Meet the Solar Impulse 2 (Si2) — a long-winged, light-weight marvel of green technology and aeronautical engineering. Today's leisurly trip from Dubai to Muscat was the first leg of an around-the-world journey that will last 25 days of flight time, multiple stops for maintenance and planning, and five months in total from start to finish.
Si2 will make several stops along the way. After Muscat, Oman, it visits Ahmedabad and Varanasi, India; Mandalay, Myanmar; Chongqing and Nanjing, China; Hawaii, Phoenix, Arizona, and New York City in the United States; and an undetermined location in southern Europe or North Africa before returning to Abu Dhabi.
Two pilots will fly Si2: André Borschberg (the CEO and co-founder of Solar Impulse and a one-time Swiss fighter pilot) and Bertrand Piccard (a psychiatrist with a specialty in hypnosis, an adventurer who was part of the first team to circumnavigate the Earth in a balloon, and the Iniator and Chairman of the company).
There's only enough room for one pilot in the cockpit, so Borschberg and Piccard will take turns.
It sounds like flying Si2 will be a tough gig. Crossing the Pacific and Atlantic oceans will take several days of non-stop solo flying, so Borschberg and Piccard have been practicing hypnosis and training themselves to sleep in 20-minute spurts once every few hours. The cockpit seat reclines, so there's that at least, and when nature calls, the pilots can remove the seat cushion and presto — toilet.
Judging from the smiles on their faces before today's take-off, it's clear the whole no-sleep, tin-can-in-the-sky, toilet-under-the-seat thing isn't getting the pilots down.
The specs on the Si2 are wild. Here's the plane by the numbers:
236 — Si2's wingspan in feet (compared to 225 feet on a 747)
5,000 — its weight in pounds (a 747 is over 400,000 pounds)
28 — average miles per hour speed
17,000 — the number of solar panels sucking up the sun's beautiful, plentiful rays
21,700 — miles it will travel around the Earth
0 — CO2 emissions
There are lots of ways for you to follow the plane's journey over the next few months. The Si2 website and social media accounts have a more videos, livestreams, and logs than you could ever get through.

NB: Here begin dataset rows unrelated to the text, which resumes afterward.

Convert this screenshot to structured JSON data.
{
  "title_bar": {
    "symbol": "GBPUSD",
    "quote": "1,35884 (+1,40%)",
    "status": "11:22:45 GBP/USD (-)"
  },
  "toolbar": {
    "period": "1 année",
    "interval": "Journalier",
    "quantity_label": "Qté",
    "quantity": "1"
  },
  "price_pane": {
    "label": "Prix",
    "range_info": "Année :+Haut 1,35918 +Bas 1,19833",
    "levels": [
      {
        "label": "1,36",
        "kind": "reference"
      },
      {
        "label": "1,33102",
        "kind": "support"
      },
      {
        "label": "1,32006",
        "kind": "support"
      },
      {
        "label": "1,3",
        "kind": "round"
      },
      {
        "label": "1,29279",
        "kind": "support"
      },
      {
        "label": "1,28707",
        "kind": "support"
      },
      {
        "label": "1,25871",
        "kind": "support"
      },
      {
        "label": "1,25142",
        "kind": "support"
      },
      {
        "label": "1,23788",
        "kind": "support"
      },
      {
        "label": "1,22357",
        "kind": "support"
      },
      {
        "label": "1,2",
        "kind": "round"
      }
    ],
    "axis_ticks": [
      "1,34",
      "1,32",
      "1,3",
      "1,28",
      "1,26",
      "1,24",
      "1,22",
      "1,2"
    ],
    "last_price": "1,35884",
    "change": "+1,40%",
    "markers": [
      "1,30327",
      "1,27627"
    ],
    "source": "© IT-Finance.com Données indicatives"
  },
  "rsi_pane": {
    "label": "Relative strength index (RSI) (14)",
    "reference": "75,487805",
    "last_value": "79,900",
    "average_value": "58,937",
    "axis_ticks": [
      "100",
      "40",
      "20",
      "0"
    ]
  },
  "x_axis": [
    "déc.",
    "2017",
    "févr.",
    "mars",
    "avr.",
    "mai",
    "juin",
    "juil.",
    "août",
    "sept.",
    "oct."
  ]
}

And the team is crushing Twitter.
Next stop: India. Should take around 20 hours.